Few words on the average pet food bag evoke disdain and disgust like the word “byproducts.” But is the fear and loathing deserved? What are byproducts, exactly? The definition published by the American Association of Feed Control Officials (AAFCO) is not particularly helpful:
“Secondary products produced in addition to the principal product.”
This definition is broad and not very useful. More specific terms are generally used on pet food labels, and the definitions are regulated.
“Meat Byproducts are the non-rendered, clean parts, other than meat, derived from slaughtered mammals. It includes, but is not limited to, lungs, spleen, kidneys, brain, livers, blood, bone, partially de-fatted low temperature fatty tissue and stomachs and intestines freed of their contents. It does not include hair, horns, teeth and hoofs.” Unless the byproducts are derived from cattle, pigs, sheep, or goats, the source must be named.
It’s worth noting that indigestible parts of the animal like hair and hoofs are not included in this definition. Although some ingredients, such as lungs and udders, are not considered “edible” for human consumption by the USDA, these types of meat may be very appetizing for dogs and cats. Remember, that this definition of “edible” is based on US standards of consumption. People in other countries often make use of these ingredients in their food, and some are considered delicacies.
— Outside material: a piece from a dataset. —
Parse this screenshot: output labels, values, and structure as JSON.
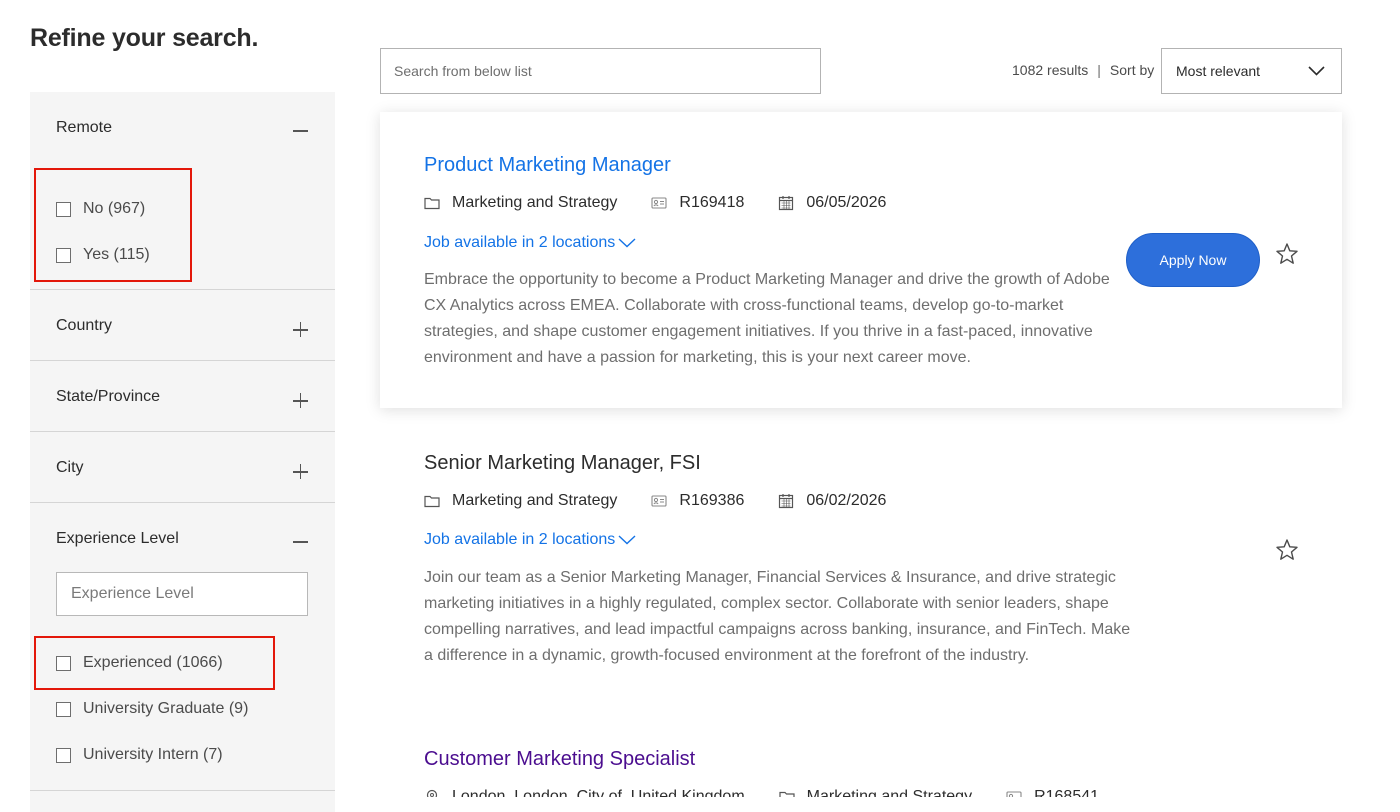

Unlike meat byproducts, poultry byproducts may contain the head and feet.
Meat meal is rendered, or cooked, to destroy any harmful bacteria, and it is finely ground. Like meat byproducts, it does not include bone, intestinal or rumen contents, hoofs, teeth, or hair. Meat meal does not contain added blood. Unlike meat byproducts, manufacturers do not have to specify the species from which the meal is made.
Meat and Bone Meal
Meat and bone meal is similar to meat meal, but bones are included. Bone meal may be added to increase the calcium content of a food.
Animal and Poultry Byproduct Meal
These are rendered animal or poultry byproducts and do not contain hair, feathers, hoofs, or teeth.
The choice to feed pet food containing byproducts or not may be based on personal aesthetics. It shouldn’t be based on fear. Byproducts in pet food can add valuable nutrients. And using byproducts in pet food reduces waste by making use of parts of slaughtered animals that would otherwise be discarded.